- **How to complete this task**
Every record below is to be retyped exactly, with any pictures left out.

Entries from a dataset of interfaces
────────

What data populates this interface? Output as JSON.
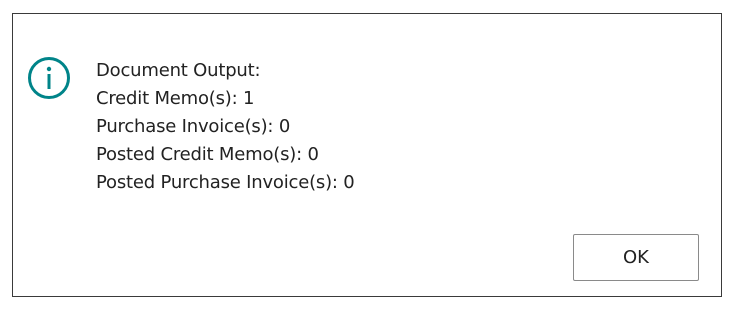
{
  "dialog": {
    "icon": "info-icon",
    "accent_color": "#008489",
    "message_lines": [
      "Document Output:",
      "Credit Memo(s): 1",
      "Purchase Invoice(s): 0",
      "Posted Credit Memo(s): 0",
      "Posted Purchase Invoice(s): 0"
    ],
    "ok_label": "OK"
  }
}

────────

- **Answer box**
What data populates this interface? Output as JSON.
{
  "dialog": {
    "icon": "info-icon",
    "accent_color": "#008489",
    "message_lines": [
      "Document Output:",
      "Credit Memo(s): 1",
      "Purchase Invoice(s): 0",
      "Posted Credit Memo(s): 0",
      "Posted Purchase Invoice(s): 0"
    ],
    "ok_label": "OK"
  }
}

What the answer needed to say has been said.